PunditFact covered plenty of ground in the past week, from fact-checking claims about the minimum wage to the NCAA men’s basketball tournament.
Here’s a brief summary of their recent work; links will take you to the complete analysis and source lists. Read more online at PunditFact.com.
The statement: The NCAA will "get billions" from the men’s basketball tournament. "Players get a trophy." -- Houston Texans running back Arian Foster, March 19 in a tweet.
The ruling: The NCAA and its members schools certainly gain a lot more financially from the men’s basketball tournament than the players. But Foster, a star NFL running back, is off on his numbers. According to the Indianapolis Star, the NCAA brought in nearly $770 million in 2013 because of March Madness. That’s about 84 percent of the organization’s total revenues for the year. The largest benefit for student athletes, meanwhile, is athletic scholarship dollars. The NCAA contributed the equivalent of $125 million in athletic scholarships for the 2012-13 season. Foster’s point that the NCAA and colleges get a lot more out of the deal than the players is accurate. His specifics, however, are off. We rate his claim Half True.
The statement: "Two-thirds of the people who receive the minimum wage are female." -- Cokie Roberts, March 31 on NPR.
The ruling: Of the 75.9 million Americans who earn hourly wages (and make up half of the nation’s workforce), 1.5 million earn exactly the federal minimum wage of $7.25 an hour, and 1.8 million earn less than that, according to the federal Bureau of Labor Statistics. Of the 3.3 million people who earn at or below the federal minimum wage, 2.06 million people are women, the Bureau of Labor Statistics says. That translates to 62.4 percent, which is close but a little short of two-thirds. The Bureau of Labor Statistics statistics have one other shortcoming — they don’t account for all people in states where the minimum wage is greater than $7.25 an hour. In Florida, the current minimum wage is $7.93 an hour. We rated Roberts’ claim Mostly True.
The statement: "Less than 1 percent of 1 percent of the American population has given an amount over $200" to a federal political campaign. -- Heather McGhee, April 2 on MSNBC.
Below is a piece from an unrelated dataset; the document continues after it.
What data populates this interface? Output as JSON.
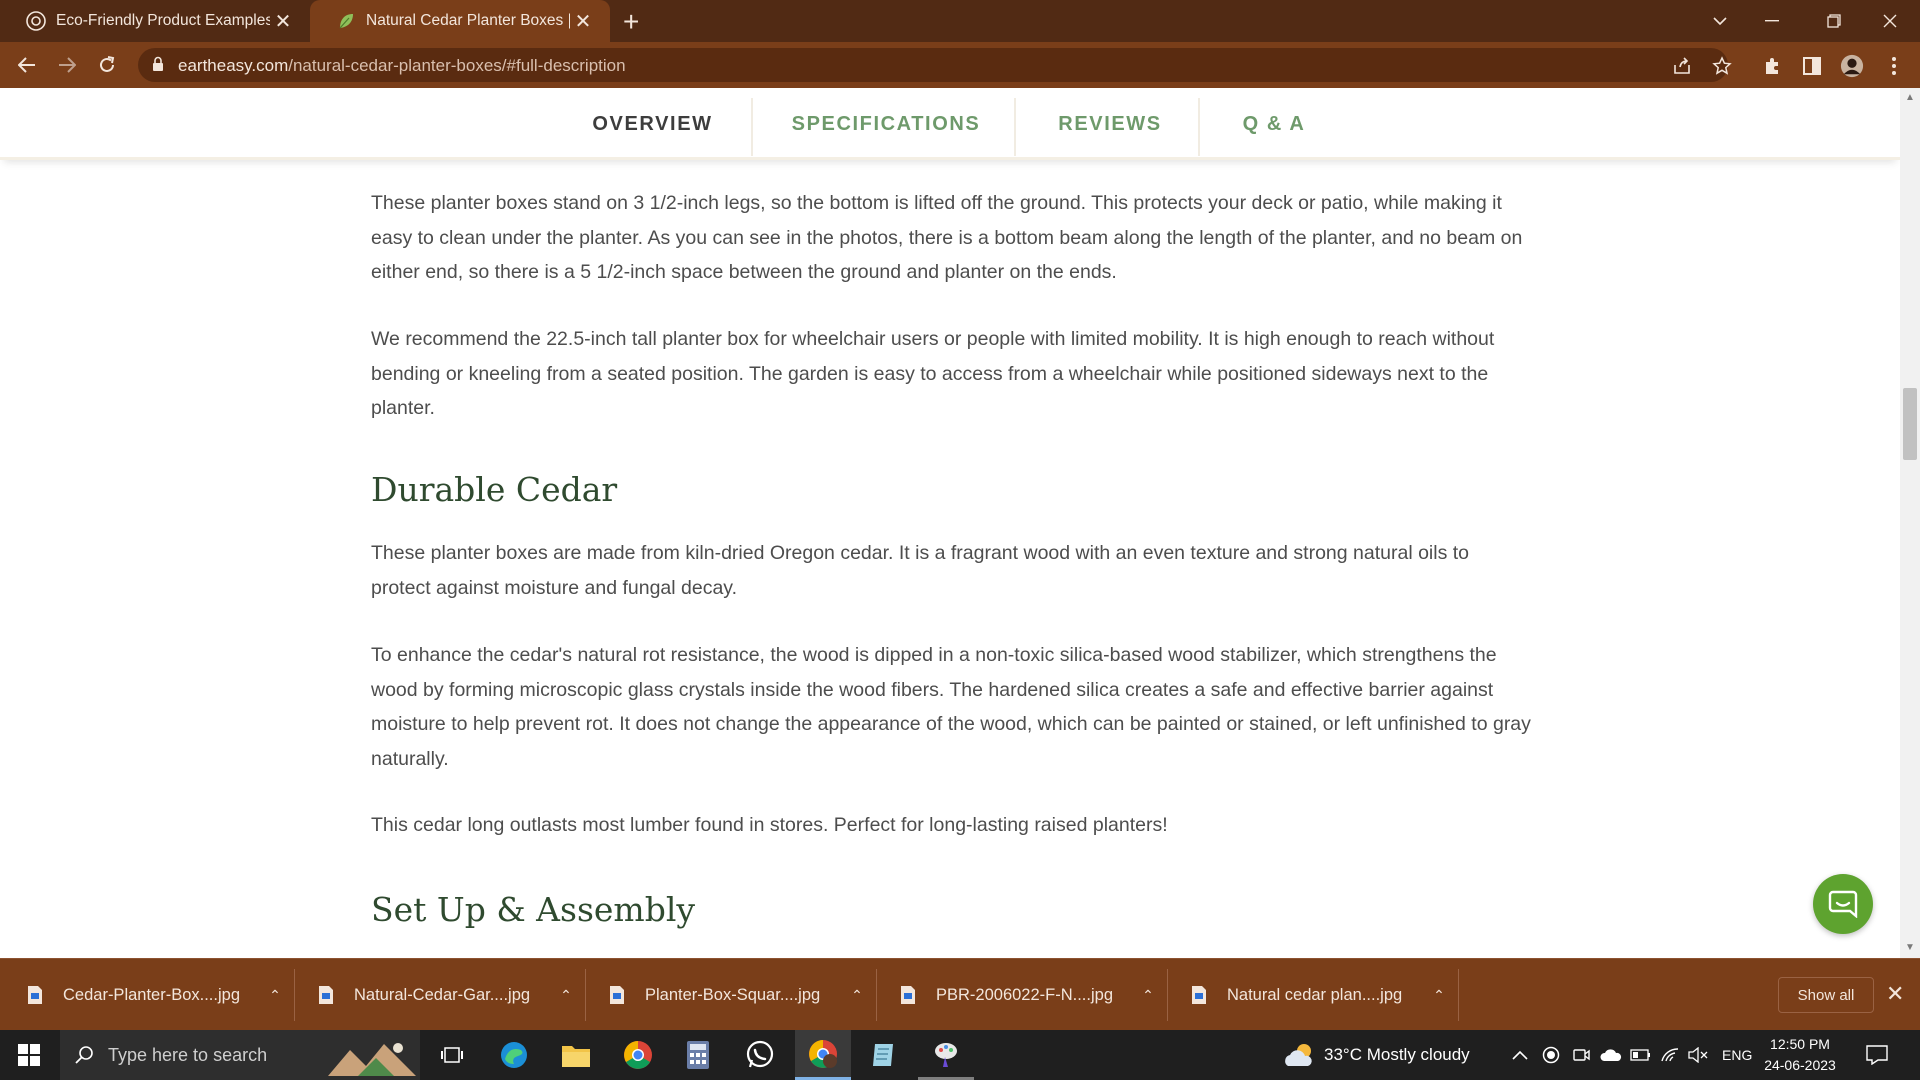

The ruling: It’s true that a relative tiny portion of the American population gives over $200 to federal political campaigns. But McGhee is off by at least a factor of 10. The Center for Responsive Politics has tracked federal campaign donations for many years. According to their latest data, 366,000 people have given $200 or more so far in the 2013-14 election cycle. That’s about 10 times more than McGhee suggested.
It’s worse news for McGhee if you look at the 2012 election. That year, over 1.2 million people gave $200 or more to a federal candidate or political committee. As a percentage, that’s 0.4 percent. McGhee was saying .01 percent. We rated her claim Mostly False.
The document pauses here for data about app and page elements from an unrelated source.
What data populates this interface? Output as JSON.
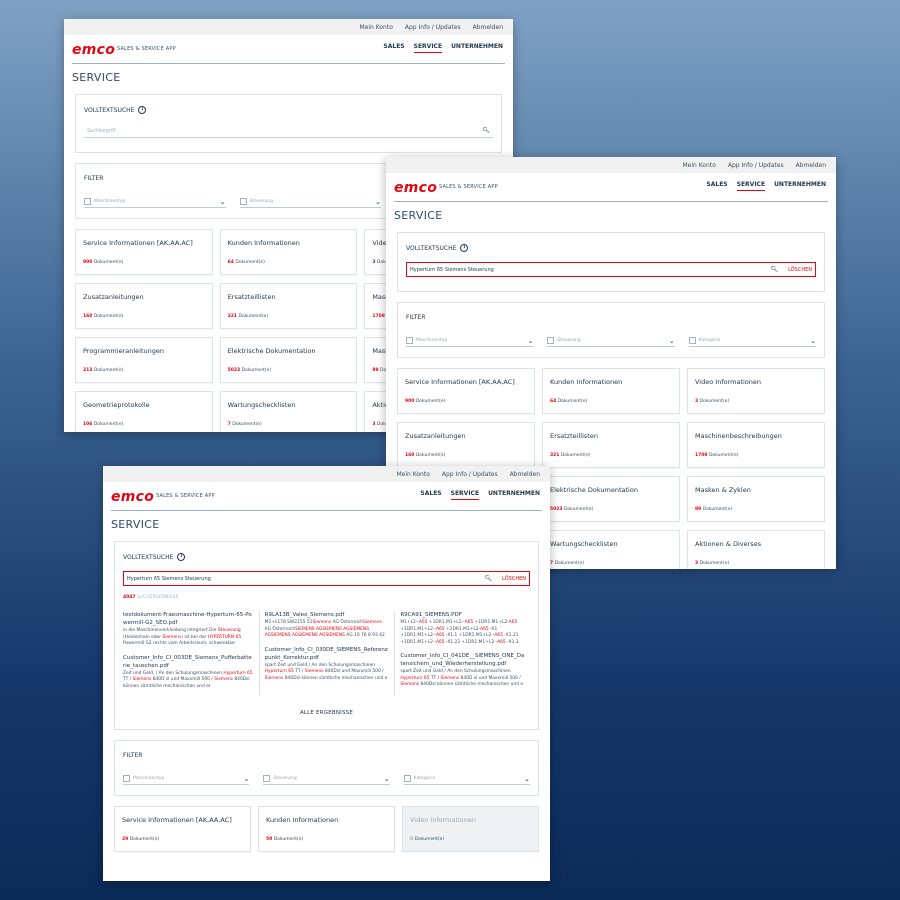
{
  "topbar": {
    "account": "Mein Konto",
    "appinfo": "App Info / Updates",
    "logout": "Abmelden"
  },
  "brand": {
    "logo": "emco",
    "app_name": "SALES & SERVICE APP"
  },
  "nav": {
    "sales": "SALES",
    "service": "SERVICE",
    "company": "UNTERNEHMEN"
  },
  "page_title": "SERVICE",
  "search": {
    "title": "VOLLTEXTSUCHE",
    "info": "i",
    "placeholder": "Suchbegriff",
    "query": "Hyperturn 65 Siemens Steuerung",
    "clear": "LÖSCHEN",
    "search_icon": "search-icon"
  },
  "filter": {
    "title": "FILTER",
    "machine": "Maschinentyp",
    "control": "Steuerung",
    "category": "Kategorie"
  },
  "doc_suffix": "Dokument(e)",
  "tiles": [
    {
      "title": "Service Informationen [AK,AA,AC]",
      "count": "900"
    },
    {
      "title": "Kunden Informationen",
      "count": "64"
    },
    {
      "title": "Video Informationen",
      "count": "3"
    },
    {
      "title": "Zusatzanleitungen",
      "count": "160"
    },
    {
      "title": "Ersatzteillisten",
      "count": "321"
    },
    {
      "title": "Maschinenbeschreibungen",
      "count": "1708"
    },
    {
      "title": "Programmieranleitungen",
      "count": "213"
    },
    {
      "title": "Elektrische Dokumentation",
      "count": "5023"
    },
    {
      "title": "Masken & Zyklen",
      "count": "89"
    },
    {
      "title": "Geometrieprotokolle",
      "count": "106"
    },
    {
      "title": "Wartungschecklisten",
      "count": "7"
    },
    {
      "title": "Aktionen & Diverses",
      "count": "3"
    }
  ],
  "w1_tiles_visible": [
    "Service Informationen [AK,AA,AC]",
    "Kunden Informationen",
    "Video",
    "Zusatzanleitungen",
    "Ersatzteillisten",
    "Masch",
    "Programmieranleitungen",
    "Elektrische Dokumentation",
    "Mask",
    "Geometrieprotokolle",
    "Wartungschecklisten",
    "Aktion"
  ],
  "w2_row3_partial": [
    "Elektrische Dokumentation",
    "Wartungschecklisten"
  ],
  "results_window": {
    "hits_count": "4047",
    "hits_label": "SUCHERGEBNISSE",
    "all_results": "ALLE ERGEBNISSE",
    "results": [
      [
        {
          "title": "testdokument-Fraesmaschine-Hyperturn-65-Powermill-G2_SEO.pdf",
          "snippet": [
            [
              "in die Maschinenverkleidung integriert.Die ",
              ""
            ],
            [
              "Steuerung",
              "hl"
            ],
            [
              " (Heidenhain oder ",
              ""
            ],
            [
              "Siemens",
              "hl"
            ],
            [
              ") ist bei der ",
              ""
            ],
            [
              "HYPERTURN 65",
              "hl"
            ],
            [
              " Powermill G2 rechts vom Arbeitsraum, schwenkbar",
              ""
            ]
          ]
        },
        {
          "title": "Customer_Info_CI_003DE_Siemens_Pufferbatterie_tauschen.pdf",
          "snippet": [
            [
              "Zeit und Geld. / An den Schulungsmaschinen ",
              ""
            ],
            [
              "Hyperturn 65",
              "hl"
            ],
            [
              " TT / ",
              ""
            ],
            [
              "Siemens",
              "hl"
            ],
            [
              " 840D sl und Maxxmill 500 / ",
              ""
            ],
            [
              "Siemens",
              "hl"
            ],
            [
              " 840Dsl können sämtliche mechanischen und el",
              ""
            ]
          ]
        }
      ],
      [
        {
          "title": "R9LA13B_Valeo_Siemens.pdf",
          "snippet": [
            [
              "M2+L178.SW2155 51",
              ""
            ],
            [
              "Siemens",
              "hl"
            ],
            [
              " AG Österreich",
              ""
            ],
            [
              "Siemens",
              "hl"
            ],
            [
              " AG Österreich",
              ""
            ],
            [
              "SIEMENS AGSIEMENS AGSIEMENS AGSIEMENS AGSIEMENS AGSIEMENS",
              "hl"
            ],
            [
              " AG 10 76 8 93 42",
              ""
            ]
          ]
        },
        {
          "title": "Customer_Info_CI_030DE_SIEMENS_Referenzpunkt_Korrektur.pdf",
          "snippet": [
            [
              "spart Zeit und Geld / An den Schulungsmaschinen ",
              ""
            ],
            [
              "Hyperturn 65",
              "hl"
            ],
            [
              " TT / ",
              ""
            ],
            [
              "Siemens",
              "hl"
            ],
            [
              " 840Dsl und Maxxmill 500 / ",
              ""
            ],
            [
              "Siemens",
              "hl"
            ],
            [
              " 840Dsl können sämtliche mechanischen und e",
              ""
            ]
          ]
        }
      ],
      [
        {
          "title": "R9CA91_SIEMENS.PDF",
          "snippet": [
            [
              "M1+L2-",
              ""
            ],
            [
              "-A65",
              "hl"
            ],
            [
              " +1DR1.M1+L2-",
              ""
            ],
            [
              "-A65",
              "hl"
            ],
            [
              " +1DR1.M1+L2-",
              ""
            ],
            [
              "A65",
              "hl"
            ],
            [
              " +1DR1.M1+L2-",
              ""
            ],
            [
              "-A65",
              "hl"
            ],
            [
              " +1DR1.M1+L2-",
              ""
            ],
            [
              "A65",
              "hl"
            ],
            [
              " -X1 +1DR1.M1+L2-",
              ""
            ],
            [
              "-A65",
              "hl"
            ],
            [
              " -X1.1 +1DR1.M1+L2-",
              ""
            ],
            [
              "-A65",
              "hl"
            ],
            [
              " -X1.21 +1DR1.M1+L2-",
              ""
            ],
            [
              "-A65",
              "hl"
            ],
            [
              " -X1.22 +1DR1.M1+L2-",
              ""
            ],
            [
              "-A65",
              "hl"
            ],
            [
              " -X1.3",
              ""
            ]
          ]
        },
        {
          "title": "Customer_Info_CI_041DE__SIEMENS_ONE_Datensichern_und_Wiederherstellung.pdf",
          "snippet": [
            [
              "spart Zeit und Geld / An den Schulungsmaschinen ",
              ""
            ],
            [
              "Hyperturn 65",
              "hl"
            ],
            [
              " TT / ",
              ""
            ],
            [
              "Siemens",
              "hl"
            ],
            [
              " 840D sl und Maxxmill 500 / ",
              ""
            ],
            [
              "Siemens",
              "hl"
            ],
            [
              " 840Dsl können sämtliche mechanischen und e",
              ""
            ]
          ]
        }
      ]
    ],
    "tiles": [
      {
        "title": "Service Informationen [AK,AA,AC]",
        "count": "29",
        "disabled": false
      },
      {
        "title": "Kunden Informationen",
        "count": "50",
        "disabled": false
      },
      {
        "title": "Video Informationen",
        "count": "0",
        "disabled": true
      }
    ]
  },
  "colors": {
    "accent": "#e30613",
    "text": "#22384f"
  }
}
The statement: Health insurance and medical costs "are going down because of Obamacare." -- Ed Schultz, March 24 on MSNBC.
The ruling: Schultz is relying on a January one-month change in a price index that tracks the cost of health care. But the price index Schultz is referencing varies significantly from month to month, and experts say it’s not a true indication of health care costs, especially through the prism of Obamacare. Other measures, meanwhile, say costs have increased slightly or remained relatively stable. The takeaway: There is not enough data to reach a defensible conclusion. We rated Schultz’s claim Mostly False.
See individual fact-checks for complete sources.